(Beginning of DATA TO USE)

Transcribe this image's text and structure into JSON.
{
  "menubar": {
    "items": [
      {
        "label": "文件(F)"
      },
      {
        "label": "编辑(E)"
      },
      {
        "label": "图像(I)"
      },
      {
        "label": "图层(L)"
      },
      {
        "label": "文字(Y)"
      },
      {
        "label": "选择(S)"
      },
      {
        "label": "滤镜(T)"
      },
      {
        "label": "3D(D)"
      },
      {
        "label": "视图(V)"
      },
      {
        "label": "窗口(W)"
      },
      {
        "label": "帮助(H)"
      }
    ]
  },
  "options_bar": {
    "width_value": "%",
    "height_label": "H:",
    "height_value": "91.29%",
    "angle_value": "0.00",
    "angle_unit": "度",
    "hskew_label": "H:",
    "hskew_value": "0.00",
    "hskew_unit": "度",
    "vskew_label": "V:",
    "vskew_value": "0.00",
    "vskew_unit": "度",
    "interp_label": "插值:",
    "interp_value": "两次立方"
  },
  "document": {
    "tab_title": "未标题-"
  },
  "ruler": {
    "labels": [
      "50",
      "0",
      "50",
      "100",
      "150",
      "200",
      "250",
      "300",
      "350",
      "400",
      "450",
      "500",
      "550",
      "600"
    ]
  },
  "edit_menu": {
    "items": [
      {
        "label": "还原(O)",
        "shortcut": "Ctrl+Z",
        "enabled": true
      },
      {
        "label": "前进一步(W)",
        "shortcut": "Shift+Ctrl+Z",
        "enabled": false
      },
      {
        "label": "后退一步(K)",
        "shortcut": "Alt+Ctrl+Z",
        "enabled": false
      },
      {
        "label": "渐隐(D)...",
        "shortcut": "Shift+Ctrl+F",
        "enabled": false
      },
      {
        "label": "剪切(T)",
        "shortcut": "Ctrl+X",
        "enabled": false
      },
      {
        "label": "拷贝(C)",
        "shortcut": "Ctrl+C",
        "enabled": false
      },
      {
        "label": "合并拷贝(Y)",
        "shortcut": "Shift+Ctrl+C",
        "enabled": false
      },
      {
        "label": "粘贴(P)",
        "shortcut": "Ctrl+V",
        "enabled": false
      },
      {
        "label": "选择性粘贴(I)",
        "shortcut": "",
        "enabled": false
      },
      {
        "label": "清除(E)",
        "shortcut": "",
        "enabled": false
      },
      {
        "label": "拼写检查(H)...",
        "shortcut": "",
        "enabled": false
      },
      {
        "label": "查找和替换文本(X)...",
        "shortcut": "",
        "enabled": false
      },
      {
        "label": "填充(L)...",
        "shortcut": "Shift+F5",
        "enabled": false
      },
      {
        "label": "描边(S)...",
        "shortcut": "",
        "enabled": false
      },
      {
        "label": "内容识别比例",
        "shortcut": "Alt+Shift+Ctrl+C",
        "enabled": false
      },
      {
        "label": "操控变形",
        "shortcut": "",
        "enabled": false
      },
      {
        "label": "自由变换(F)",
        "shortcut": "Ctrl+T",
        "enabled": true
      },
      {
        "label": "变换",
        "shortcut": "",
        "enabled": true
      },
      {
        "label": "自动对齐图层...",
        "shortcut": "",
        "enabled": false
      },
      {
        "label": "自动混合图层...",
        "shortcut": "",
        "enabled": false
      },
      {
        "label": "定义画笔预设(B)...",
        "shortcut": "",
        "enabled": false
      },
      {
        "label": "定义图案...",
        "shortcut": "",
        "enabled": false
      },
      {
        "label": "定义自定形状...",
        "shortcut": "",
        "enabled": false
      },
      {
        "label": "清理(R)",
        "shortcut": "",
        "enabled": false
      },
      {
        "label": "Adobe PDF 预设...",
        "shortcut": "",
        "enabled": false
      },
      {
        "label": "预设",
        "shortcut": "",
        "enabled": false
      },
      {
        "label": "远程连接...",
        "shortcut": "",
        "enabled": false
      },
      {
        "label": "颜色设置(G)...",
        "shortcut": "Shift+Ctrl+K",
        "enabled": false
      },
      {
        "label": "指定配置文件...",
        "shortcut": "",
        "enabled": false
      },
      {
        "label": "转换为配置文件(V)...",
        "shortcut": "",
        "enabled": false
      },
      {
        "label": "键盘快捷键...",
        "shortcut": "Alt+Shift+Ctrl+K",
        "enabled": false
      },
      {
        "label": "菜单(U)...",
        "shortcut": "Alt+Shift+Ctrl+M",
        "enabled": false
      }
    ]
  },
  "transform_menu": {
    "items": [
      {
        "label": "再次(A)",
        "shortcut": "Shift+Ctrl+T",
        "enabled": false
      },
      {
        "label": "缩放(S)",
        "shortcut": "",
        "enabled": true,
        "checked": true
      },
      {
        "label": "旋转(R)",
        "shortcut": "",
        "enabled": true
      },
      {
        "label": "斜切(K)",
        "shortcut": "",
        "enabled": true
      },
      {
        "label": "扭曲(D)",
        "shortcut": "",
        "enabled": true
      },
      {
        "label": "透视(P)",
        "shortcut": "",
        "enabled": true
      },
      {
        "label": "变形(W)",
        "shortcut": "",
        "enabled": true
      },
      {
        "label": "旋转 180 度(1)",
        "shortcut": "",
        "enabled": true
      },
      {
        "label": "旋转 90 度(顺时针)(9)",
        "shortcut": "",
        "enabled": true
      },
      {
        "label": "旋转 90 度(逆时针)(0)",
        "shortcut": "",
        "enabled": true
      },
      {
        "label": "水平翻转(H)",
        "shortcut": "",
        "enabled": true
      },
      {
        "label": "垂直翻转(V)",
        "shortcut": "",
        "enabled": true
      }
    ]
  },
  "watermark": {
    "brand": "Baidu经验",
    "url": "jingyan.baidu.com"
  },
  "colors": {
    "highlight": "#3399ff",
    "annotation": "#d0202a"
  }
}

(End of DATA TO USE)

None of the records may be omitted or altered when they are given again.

Transcribe this image's text and structure into JSON.
{
  "menubar": {
    "items": [
      {
        "label": "文件(F)"
      },
      {
        "label": "编辑(E)"
      },
      {
        "label": "图像(I)"
      },
      {
        "label": "图层(L)"
      },
      {
        "label": "文字(Y)"
      },
      {
        "label": "选择(S)"
      },
      {
        "label": "滤镜(T)"
      },
      {
        "label": "3D(D)"
      },
      {
        "label": "视图(V)"
      },
      {
        "label": "窗口(W)"
      },
      {
        "label": "帮助(H)"
      }
    ]
  },
  "options_bar": {
    "width_value": "%",
    "height_label": "H:",
    "height_value": "91.29%",
    "angle_value": "0.00",
    "angle_unit": "度",
    "hskew_label": "H:",
    "hskew_value": "0.00",
    "hskew_unit": "度",
    "vskew_label": "V:",
    "vskew_value": "0.00",
    "vskew_unit": "度",
    "interp_label": "插值:",
    "interp_value": "两次立方"
  },
  "document": {
    "tab_title": "未标题-"
  },
  "ruler": {
    "labels": [
      "50",
      "0",
      "50",
      "100",
      "150",
      "200",
      "250",
      "300",
      "350",
      "400",
      "450",
      "500",
      "550",
      "600"
    ]
  },
  "edit_menu": {
    "items": [
      {
        "label": "还原(O)",
        "shortcut": "Ctrl+Z",
        "enabled": true
      },
      {
        "label": "前进一步(W)",
        "shortcut": "Shift+Ctrl+Z",
        "enabled": false
      },
      {
        "label": "后退一步(K)",
        "shortcut": "Alt+Ctrl+Z",
        "enabled": false
      },
      {
        "label": "渐隐(D)...",
        "shortcut": "Shift+Ctrl+F",
        "enabled": false
      },
      {
        "label": "剪切(T)",
        "shortcut": "Ctrl+X",
        "enabled": false
      },
      {
        "label": "拷贝(C)",
        "shortcut": "Ctrl+C",
        "enabled": false
      },
      {
        "label": "合并拷贝(Y)",
        "shortcut": "Shift+Ctrl+C",
        "enabled": false
      },
      {
        "label": "粘贴(P)",
        "shortcut": "Ctrl+V",
        "enabled": false
      },
      {
        "label": "选择性粘贴(I)",
        "shortcut": "",
        "enabled": false
      },
      {
        "label": "清除(E)",
        "shortcut": "",
        "enabled": false
      },
      {
        "label": "拼写检查(H)...",
        "shortcut": "",
        "enabled": false
      },
      {
        "label": "查找和替换文本(X)...",
        "shortcut": "",
        "enabled": false
      },
      {
        "label": "填充(L)...",
        "shortcut": "Shift+F5",
        "enabled": false
      },
      {
        "label": "描边(S)...",
        "shortcut": "",
        "enabled": false
      },
      {
        "label": "内容识别比例",
        "shortcut": "Alt+Shift+Ctrl+C",
        "enabled": false
      },
      {
        "label": "操控变形",
        "shortcut": "",
        "enabled": false
      },
      {
        "label": "自由变换(F)",
        "shortcut": "Ctrl+T",
        "enabled": true
      },
      {
        "label": "变换",
        "shortcut": "",
        "enabled": true
      },
      {
        "label": "自动对齐图层...",
        "shortcut": "",
        "enabled": false
      },
      {
        "label": "自动混合图层...",
        "shortcut": "",
        "enabled": false
      },
      {
        "label": "定义画笔预设(B)...",
        "shortcut": "",
        "enabled": false
      },
      {
        "label": "定义图案...",
        "shortcut": "",
        "enabled": false
      },
      {
        "label": "定义自定形状...",
        "shortcut": "",
        "enabled": false
      },
      {
        "label": "清理(R)",
        "shortcut": "",
        "enabled": false
      },
      {
        "label": "Adobe PDF 预设...",
        "shortcut": "",
        "enabled": false
      },
      {
        "label": "预设",
        "shortcut": "",
        "enabled": false
      },
      {
        "label": "远程连接...",
        "shortcut": "",
        "enabled": false
      },
      {
        "label": "颜色设置(G)...",
        "shortcut": "Shift+Ctrl+K",
        "enabled": false
      },
      {
        "label": "指定配置文件...",
        "shortcut": "",
        "enabled": false
      },
      {
        "label": "转换为配置文件(V)...",
        "shortcut": "",
        "enabled": false
      },
      {
        "label": "键盘快捷键...",
        "shortcut": "Alt+Shift+Ctrl+K",
        "enabled": false
      },
      {
        "label": "菜单(U)...",
        "shortcut": "Alt+Shift+Ctrl+M",
        "enabled": false
      }
    ]
  },
  "transform_menu": {
    "items": [
      {
        "label": "再次(A)",
        "shortcut": "Shift+Ctrl+T",
        "enabled": false
      },
      {
        "label": "缩放(S)",
        "shortcut": "",
        "enabled": true,
        "checked": true
      },
      {
        "label": "旋转(R)",
        "shortcut": "",
        "enabled": true
      },
      {
        "label": "斜切(K)",
        "shortcut": "",
        "enabled": true
      },
      {
        "label": "扭曲(D)",
        "shortcut": "",
        "enabled": true
      },
      {
        "label": "透视(P)",
        "shortcut": "",
        "enabled": true
      },
      {
        "label": "变形(W)",
        "shortcut": "",
        "enabled": true
      },
      {
        "label": "旋转 180 度(1)",
        "shortcut": "",
        "enabled": true
      },
      {
        "label": "旋转 90 度(顺时针)(9)",
        "shortcut": "",
        "enabled": true
      },
      {
        "label": "旋转 90 度(逆时针)(0)",
        "shortcut": "",
        "enabled": true
      },
      {
        "label": "水平翻转(H)",
        "shortcut": "",
        "enabled": true
      },
      {
        "label": "垂直翻转(V)",
        "shortcut": "",
        "enabled": true
      }
    ]
  },
  "watermark": {
    "brand": "Baidu经验",
    "url": "jingyan.baidu.com"
  },
  "colors": {
    "highlight": "#3399ff",
    "annotation": "#d0202a"
  }
}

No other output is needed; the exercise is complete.